*TASK DETAILS*. Only a number is wanted here: the count of lines in the data below where the string "DäŸšï" occurs.

_ _ _ _ _

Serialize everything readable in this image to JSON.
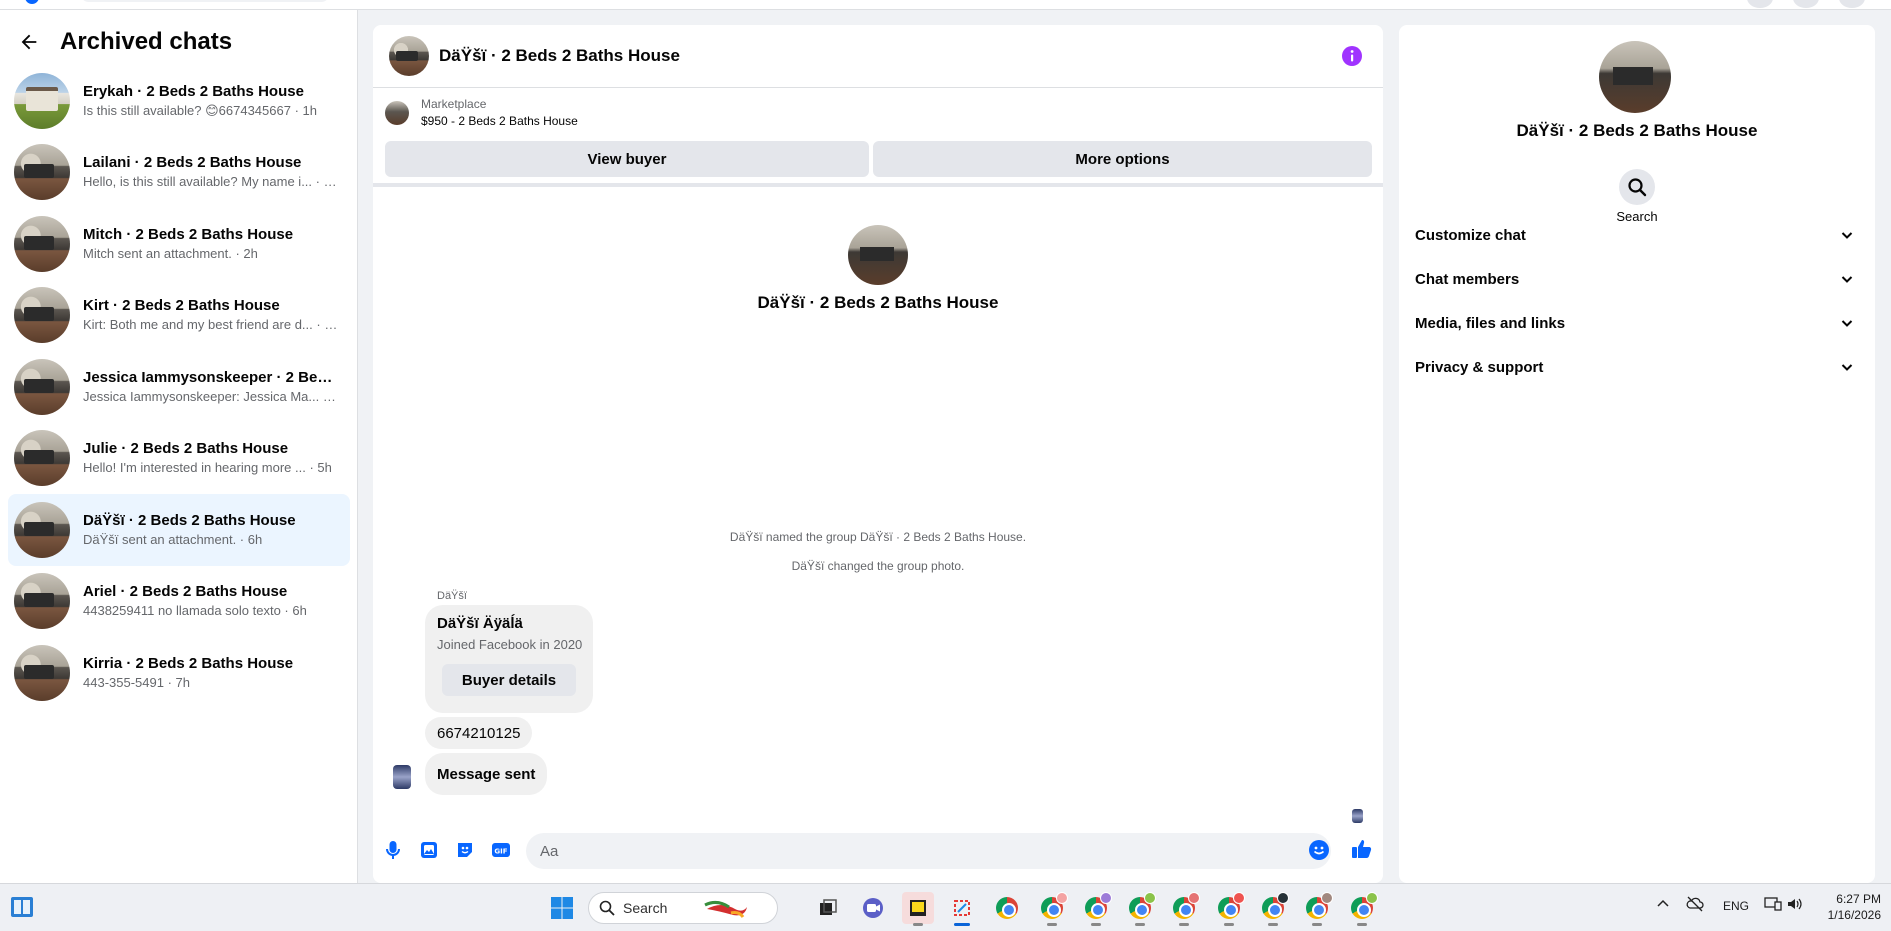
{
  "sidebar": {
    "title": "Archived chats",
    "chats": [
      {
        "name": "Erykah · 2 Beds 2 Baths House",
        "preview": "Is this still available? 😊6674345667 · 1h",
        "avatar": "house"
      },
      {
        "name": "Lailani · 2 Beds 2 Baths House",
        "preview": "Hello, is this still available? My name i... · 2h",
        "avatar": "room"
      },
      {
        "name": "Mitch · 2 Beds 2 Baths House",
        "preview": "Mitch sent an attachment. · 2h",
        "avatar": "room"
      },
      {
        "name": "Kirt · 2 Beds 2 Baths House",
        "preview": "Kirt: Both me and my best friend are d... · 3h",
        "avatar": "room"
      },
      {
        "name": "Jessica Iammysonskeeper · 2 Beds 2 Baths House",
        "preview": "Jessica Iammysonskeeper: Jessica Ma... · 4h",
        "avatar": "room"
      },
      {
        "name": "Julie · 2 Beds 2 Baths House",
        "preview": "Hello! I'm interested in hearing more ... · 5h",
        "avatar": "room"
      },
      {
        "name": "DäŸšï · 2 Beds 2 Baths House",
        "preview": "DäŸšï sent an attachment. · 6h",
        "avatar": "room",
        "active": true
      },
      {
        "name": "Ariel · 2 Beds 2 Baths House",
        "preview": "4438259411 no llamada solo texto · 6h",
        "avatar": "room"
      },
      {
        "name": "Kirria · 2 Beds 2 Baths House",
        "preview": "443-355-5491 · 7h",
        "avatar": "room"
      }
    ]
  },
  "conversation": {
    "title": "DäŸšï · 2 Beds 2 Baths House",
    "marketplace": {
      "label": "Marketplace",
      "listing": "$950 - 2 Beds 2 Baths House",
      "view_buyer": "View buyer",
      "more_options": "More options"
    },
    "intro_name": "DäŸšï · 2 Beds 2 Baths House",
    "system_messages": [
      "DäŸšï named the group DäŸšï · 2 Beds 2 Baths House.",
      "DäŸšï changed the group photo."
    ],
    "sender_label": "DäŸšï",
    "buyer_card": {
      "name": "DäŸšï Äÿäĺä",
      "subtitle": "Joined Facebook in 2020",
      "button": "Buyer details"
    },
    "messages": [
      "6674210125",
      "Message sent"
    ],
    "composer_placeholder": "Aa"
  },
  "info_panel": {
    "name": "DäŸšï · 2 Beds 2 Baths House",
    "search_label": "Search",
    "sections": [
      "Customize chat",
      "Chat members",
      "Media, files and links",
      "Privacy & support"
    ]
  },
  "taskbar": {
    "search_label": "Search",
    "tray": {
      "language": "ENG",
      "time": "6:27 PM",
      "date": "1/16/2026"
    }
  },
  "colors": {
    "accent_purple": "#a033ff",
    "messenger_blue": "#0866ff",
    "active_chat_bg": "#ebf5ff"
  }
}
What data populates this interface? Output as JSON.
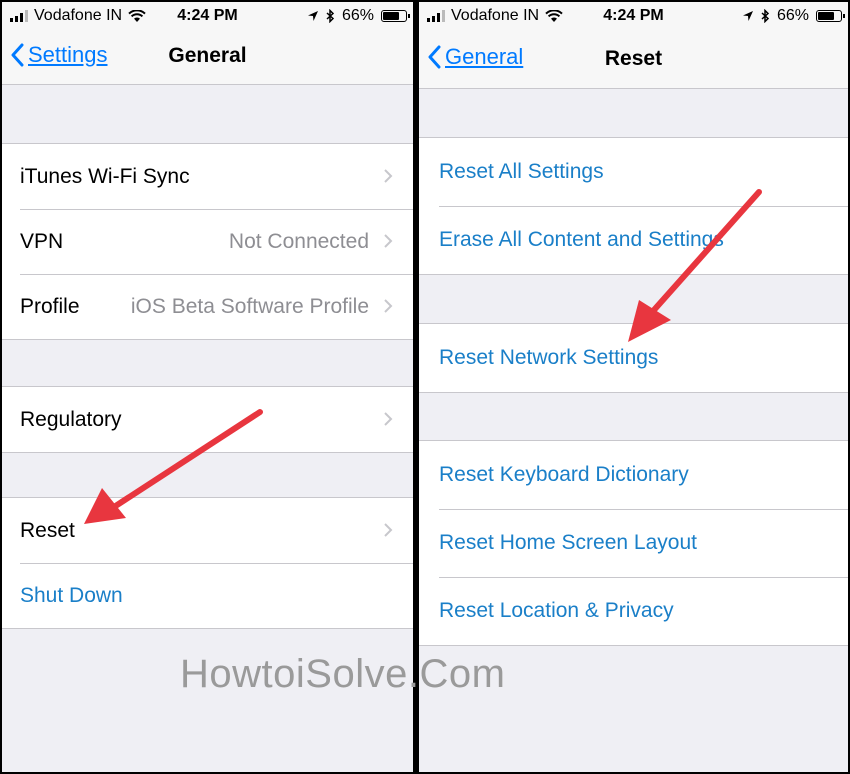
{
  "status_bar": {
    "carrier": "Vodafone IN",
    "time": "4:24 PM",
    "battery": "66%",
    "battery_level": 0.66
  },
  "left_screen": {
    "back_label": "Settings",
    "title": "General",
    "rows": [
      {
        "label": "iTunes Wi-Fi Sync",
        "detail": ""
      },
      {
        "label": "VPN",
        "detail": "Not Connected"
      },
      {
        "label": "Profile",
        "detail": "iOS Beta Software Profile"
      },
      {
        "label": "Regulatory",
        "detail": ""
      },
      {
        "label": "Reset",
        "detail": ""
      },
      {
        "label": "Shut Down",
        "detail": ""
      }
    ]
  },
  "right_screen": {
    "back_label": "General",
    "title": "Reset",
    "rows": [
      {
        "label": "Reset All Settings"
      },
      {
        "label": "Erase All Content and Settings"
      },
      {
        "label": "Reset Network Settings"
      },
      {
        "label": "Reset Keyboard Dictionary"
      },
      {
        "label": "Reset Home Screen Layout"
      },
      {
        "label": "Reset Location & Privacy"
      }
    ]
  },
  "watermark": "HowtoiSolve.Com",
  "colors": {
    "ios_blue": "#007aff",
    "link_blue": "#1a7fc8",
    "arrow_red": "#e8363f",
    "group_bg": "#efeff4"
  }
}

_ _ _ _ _

*RESPONSE TO THE EXERCISE*. 9